**EXERCISE PROMPT:**
Your result will be the set of lines with "glyph", copied from the material below.
--- --- ---
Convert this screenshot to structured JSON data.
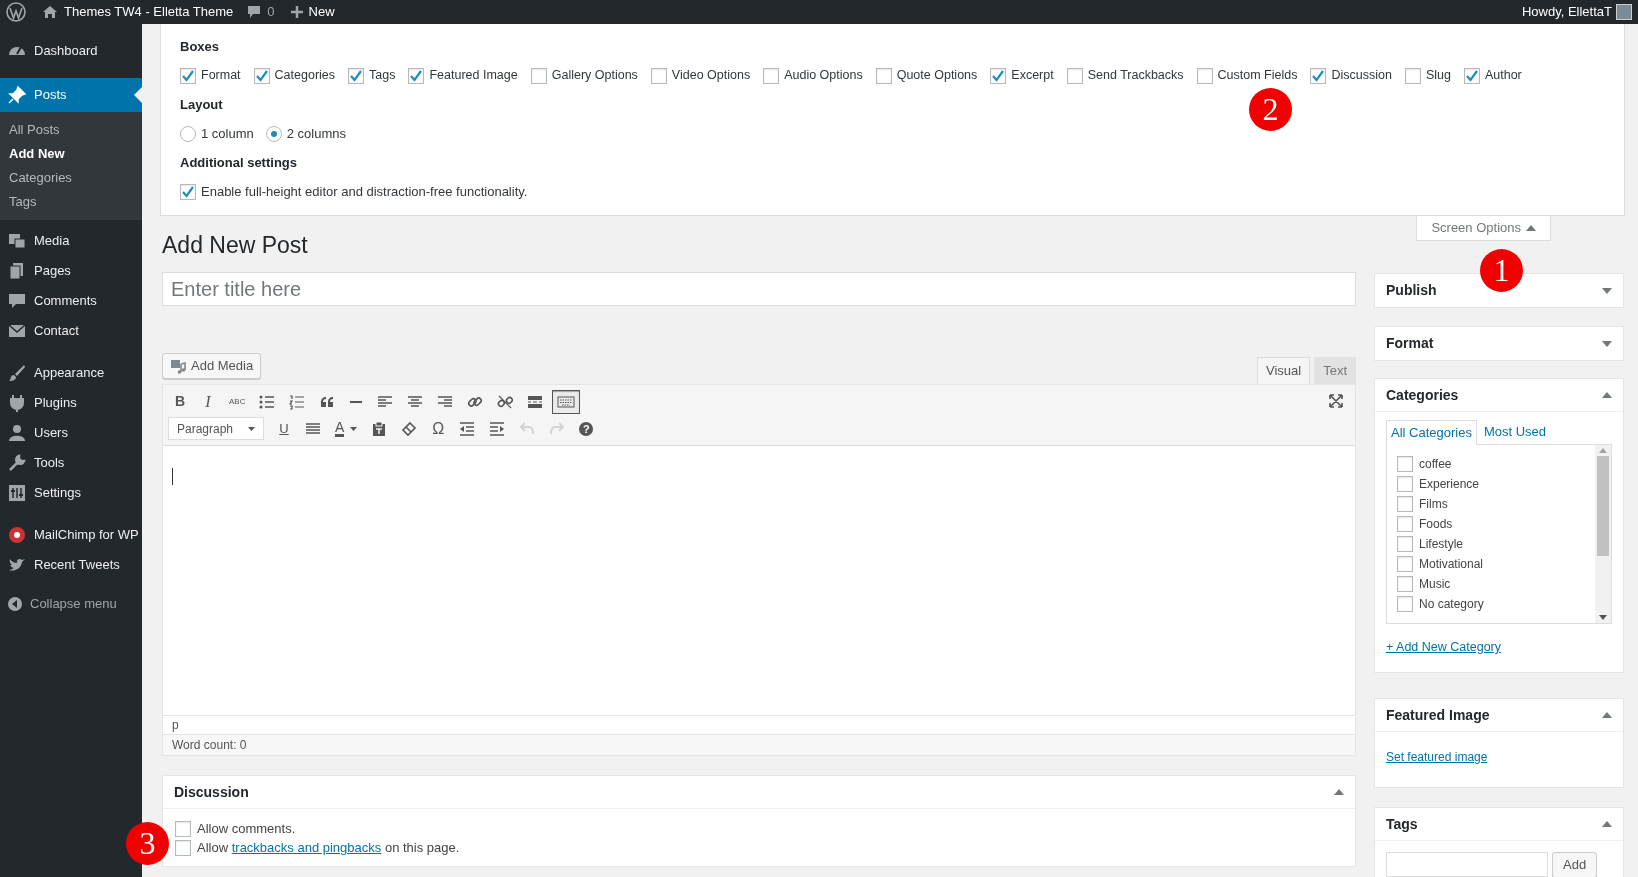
{
  "admin_bar": {
    "site_name": "Themes TW4 - Elletta Theme",
    "comments_count": "0",
    "new_label": "New",
    "greeting": "Howdy, EllettaT"
  },
  "sidebar": {
    "groups": [
      [
        {
          "label": "Dashboard",
          "selected": false
        }
      ],
      [
        {
          "label": "Posts",
          "selected": true,
          "children": [
            {
              "label": "All Posts",
              "selected": false
            },
            {
              "label": "Add New",
              "selected": true
            },
            {
              "label": "Categories",
              "selected": false
            },
            {
              "label": "Tags",
              "selected": false
            }
          ]
        },
        {
          "label": "Media",
          "selected": false
        },
        {
          "label": "Pages",
          "selected": false
        },
        {
          "label": "Comments",
          "selected": false
        },
        {
          "label": "Contact",
          "selected": false
        }
      ],
      [
        {
          "label": "Appearance",
          "selected": false
        },
        {
          "label": "Plugins",
          "selected": false
        },
        {
          "label": "Users",
          "selected": false
        },
        {
          "label": "Tools",
          "selected": false
        },
        {
          "label": "Settings",
          "selected": false
        }
      ],
      [
        {
          "label": "MailChimp for WP",
          "selected": false
        },
        {
          "label": "Recent Tweets",
          "selected": false
        }
      ]
    ],
    "collapse_label": "Collapse menu"
  },
  "screen_options": {
    "expanded": true,
    "toggle_label": "Screen Options",
    "boxes_title": "Boxes",
    "boxes": [
      {
        "label": "Format",
        "checked": true
      },
      {
        "label": "Categories",
        "checked": true
      },
      {
        "label": "Tags",
        "checked": true
      },
      {
        "label": "Featured Image",
        "checked": true
      },
      {
        "label": "Gallery Options",
        "checked": false
      },
      {
        "label": "Video Options",
        "checked": false
      },
      {
        "label": "Audio Options",
        "checked": false
      },
      {
        "label": "Quote Options",
        "checked": false
      },
      {
        "label": "Excerpt",
        "checked": true
      },
      {
        "label": "Send Trackbacks",
        "checked": false
      },
      {
        "label": "Custom Fields",
        "checked": false
      },
      {
        "label": "Discussion",
        "checked": true
      },
      {
        "label": "Slug",
        "checked": false
      },
      {
        "label": "Author",
        "checked": true
      }
    ],
    "layout_title": "Layout",
    "layout_options": [
      {
        "label": "1 column",
        "selected": false
      },
      {
        "label": "2 columns",
        "selected": true
      }
    ],
    "additional_title": "Additional settings",
    "additional": [
      {
        "label": "Enable full-height editor and distraction-free functionality.",
        "checked": true
      }
    ]
  },
  "page_title": "Add New Post",
  "title_field": {
    "placeholder": "Enter title here"
  },
  "editor": {
    "add_media_label": "Add Media",
    "tabs": [
      {
        "label": "Visual",
        "selected": true
      },
      {
        "label": "Text",
        "selected": false
      }
    ],
    "toolbar_rows": [
      [
        {
          "kind": "bold",
          "glyph": "B",
          "pressed": false,
          "disabled": false
        },
        {
          "kind": "italic",
          "glyph": "I",
          "pressed": false,
          "disabled": false
        },
        {
          "kind": "strikethrough",
          "glyph": "ABC",
          "pressed": false,
          "disabled": false
        },
        {
          "kind": "bullet-list",
          "pressed": false,
          "disabled": false
        },
        {
          "kind": "numbered-list",
          "pressed": false,
          "disabled": false
        },
        {
          "kind": "blockquote",
          "pressed": false,
          "disabled": false
        },
        {
          "kind": "horizontal-line",
          "pressed": false,
          "disabled": false
        },
        {
          "kind": "align-left",
          "pressed": false,
          "disabled": false
        },
        {
          "kind": "align-center",
          "pressed": false,
          "disabled": false
        },
        {
          "kind": "align-right",
          "pressed": false,
          "disabled": false
        },
        {
          "kind": "link",
          "pressed": false,
          "disabled": false
        },
        {
          "kind": "unlink",
          "pressed": false,
          "disabled": false
        },
        {
          "kind": "read-more",
          "pressed": false,
          "disabled": false
        },
        {
          "kind": "toolbar-toggle",
          "pressed": true,
          "disabled": false
        }
      ],
      [
        {
          "kind": "format-select",
          "value": "Paragraph"
        },
        {
          "kind": "underline",
          "glyph": "U",
          "pressed": false,
          "disabled": false
        },
        {
          "kind": "justify",
          "pressed": false,
          "disabled": false
        },
        {
          "kind": "text-color",
          "glyph": "A",
          "pressed": false,
          "disabled": false
        },
        {
          "kind": "paste-text",
          "pressed": false,
          "disabled": false
        },
        {
          "kind": "clear-formatting",
          "pressed": false,
          "disabled": false
        },
        {
          "kind": "special-character",
          "glyph": "Ω",
          "pressed": false,
          "disabled": false
        },
        {
          "kind": "outdent",
          "pressed": false,
          "disabled": false
        },
        {
          "kind": "indent",
          "pressed": false,
          "disabled": false
        },
        {
          "kind": "undo",
          "pressed": false,
          "disabled": true
        },
        {
          "kind": "redo",
          "pressed": false,
          "disabled": true
        },
        {
          "kind": "help",
          "glyph": "?",
          "pressed": false,
          "disabled": false
        }
      ]
    ],
    "path": "p",
    "word_count": "Word count: 0"
  },
  "discussion": {
    "title": "Discussion",
    "expanded": true,
    "options": [
      {
        "before": "Allow comments.",
        "checked": false
      },
      {
        "before": "Allow",
        "link": "trackbacks and pingbacks",
        "after": "on this page.",
        "checked": false
      }
    ]
  },
  "side_boxes": [
    {
      "kind": "publish",
      "title": "Publish",
      "expanded": false
    },
    {
      "kind": "format",
      "title": "Format",
      "expanded": false
    },
    {
      "kind": "categories",
      "title": "Categories",
      "expanded": true,
      "tabs": [
        {
          "label": "All Categories",
          "selected": true
        },
        {
          "label": "Most Used",
          "selected": false
        }
      ],
      "items": [
        {
          "label": "coffee",
          "checked": false
        },
        {
          "label": "Experience",
          "checked": false
        },
        {
          "label": "Films",
          "checked": false
        },
        {
          "label": "Foods",
          "checked": false
        },
        {
          "label": "Lifestyle",
          "checked": false
        },
        {
          "label": "Motivational",
          "checked": false
        },
        {
          "label": "Music",
          "checked": false
        },
        {
          "label": "No category",
          "checked": false
        }
      ],
      "add_link": "+ Add New Category"
    },
    {
      "kind": "featured-image",
      "title": "Featured Image",
      "expanded": true,
      "link": "Set featured image"
    },
    {
      "kind": "tags",
      "title": "Tags",
      "expanded": true,
      "button": "Add"
    }
  ],
  "markers": [
    {
      "label": "1"
    },
    {
      "label": "2"
    },
    {
      "label": "3"
    }
  ]
}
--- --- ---
**SOLUTION FOR THIS EXERCISE:**
          "glyph": "B",
          "glyph": "I",
          "glyph": "ABC",
          "glyph": "U",
          "glyph": "A",
          "glyph": "Ω",
          "glyph": "?",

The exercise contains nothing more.